It’s difficult to tell from an application or interview if somebody will succeed, so firms often default to referrals and direct industry experience. They want to reduce uncertainty any way they can, and the way it plays out in the job market places people switching industries at a big disadvantage, says a new study. Firms, particularly small and less prestigious ones, are just highly cautious.
The data, from a new NBER working paper by UNC professor Camelia Kuhnen and Stanford’s Paul Oyer, is particularly meaningful because it comes from MBA graduates. That’s a degree that many people get explicitly to switch careers, so the fact that regardless, employers prioritize prior experience says a lot about their attitude.
In fact, employers explicitly look for certainty about productivity and fit in their new hires. The data is divided by level of uncertainty. Narrow experience in a firm’s industry indicates a low degree of uncertainty about their productivity and fit, broad experience a medium amount, and someone with no experience is labeled high. Candidates without fairly narrow industry experience lose out:
Chance of Job Offer, by Uncertainty Level

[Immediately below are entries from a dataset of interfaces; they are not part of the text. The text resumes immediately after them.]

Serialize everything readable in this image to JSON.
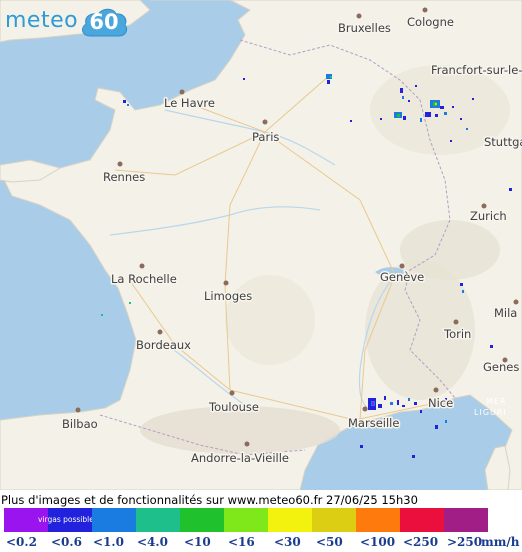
{
  "brand": {
    "name": "meteo",
    "badge": "60",
    "color": "#2e9bd6"
  },
  "footer": {
    "info_text": "Plus d'images et de fonctionnalités sur www.meteo60.fr 27/06/25 15h30"
  },
  "legend": {
    "unit": "mm/h",
    "swatches": [
      {
        "color": "#9a14f0",
        "label": "<0.2"
      },
      {
        "color": "#2222dd",
        "label": "<0.6",
        "note": "virgas possibles"
      },
      {
        "color": "#1a7be0",
        "label": "<1.0"
      },
      {
        "color": "#1fbf8c",
        "label": "<4.0"
      },
      {
        "color": "#1fc12c",
        "label": "<10"
      },
      {
        "color": "#7ee81a",
        "label": "<16"
      },
      {
        "color": "#f2f20e",
        "label": "<30"
      },
      {
        "color": "#dcce12",
        "label": "<50"
      },
      {
        "color": "#ff7a0d",
        "label": "<100"
      },
      {
        "color": "#ea0f3c",
        "label": "<250"
      },
      {
        "color": "#a01e86",
        "label": ">250"
      }
    ]
  },
  "map": {
    "cities": [
      "Bruxelles",
      "Cologne",
      "Francfort-sur-le-",
      "Le Havre",
      "Paris",
      "Stuttga",
      "Rennes",
      "Zurich",
      "Genève",
      "La Rochelle",
      "Limoges",
      "Mila",
      "Torin",
      "Bordeaux",
      "Genes",
      "Toulouse",
      "Nice",
      "Marseille",
      "Bilbao",
      "Andorre-la-Vieille"
    ],
    "seas": [
      "MER",
      "LIGURI"
    ]
  }
}
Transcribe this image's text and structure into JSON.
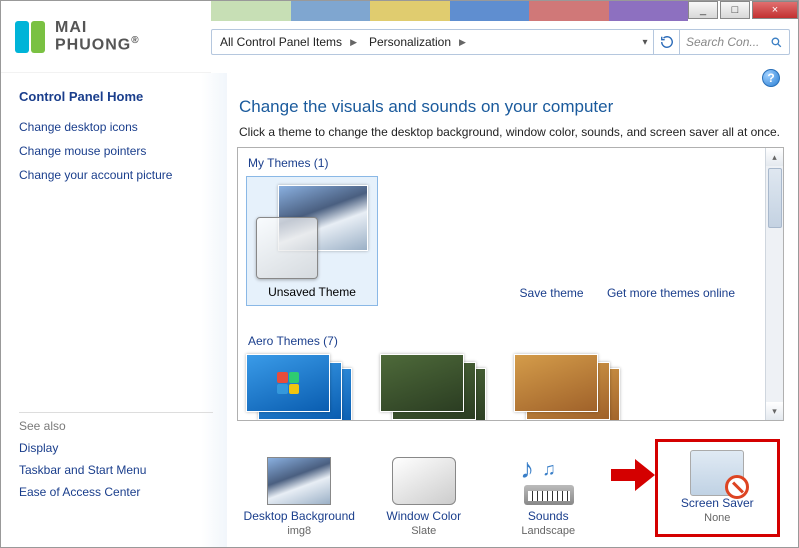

Put another way, here are the odds when you compare applicant types against each other. A score of “1” would indicate no preference for one type versus the other: